■ Work to be completed
Below is a block of records. Copy every line in it that contains the word "image".

■ Extracted material
━━━━━━━━

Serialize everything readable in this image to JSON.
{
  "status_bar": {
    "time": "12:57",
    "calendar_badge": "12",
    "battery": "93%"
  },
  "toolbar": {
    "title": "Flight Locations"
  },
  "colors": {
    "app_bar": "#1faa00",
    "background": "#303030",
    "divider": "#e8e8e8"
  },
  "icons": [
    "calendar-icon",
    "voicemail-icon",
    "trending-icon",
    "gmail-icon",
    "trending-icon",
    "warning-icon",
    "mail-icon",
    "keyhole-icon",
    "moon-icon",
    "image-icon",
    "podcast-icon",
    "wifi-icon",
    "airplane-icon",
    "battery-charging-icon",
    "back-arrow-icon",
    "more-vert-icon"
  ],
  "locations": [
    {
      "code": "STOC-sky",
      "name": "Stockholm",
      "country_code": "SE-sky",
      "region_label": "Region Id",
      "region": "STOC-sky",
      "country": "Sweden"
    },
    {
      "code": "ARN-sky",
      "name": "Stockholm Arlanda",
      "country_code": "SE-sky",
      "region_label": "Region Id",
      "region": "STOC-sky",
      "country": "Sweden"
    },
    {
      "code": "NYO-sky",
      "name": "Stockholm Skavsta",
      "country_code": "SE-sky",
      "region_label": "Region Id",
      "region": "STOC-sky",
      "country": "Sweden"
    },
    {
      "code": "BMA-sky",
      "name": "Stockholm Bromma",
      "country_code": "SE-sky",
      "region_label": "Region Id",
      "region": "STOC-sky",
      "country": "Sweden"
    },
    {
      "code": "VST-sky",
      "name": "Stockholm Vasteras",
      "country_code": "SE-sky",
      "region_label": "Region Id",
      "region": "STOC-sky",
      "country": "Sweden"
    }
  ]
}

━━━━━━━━

■ Task result
Serialize everything readable in this image to JSON.
    "image-icon",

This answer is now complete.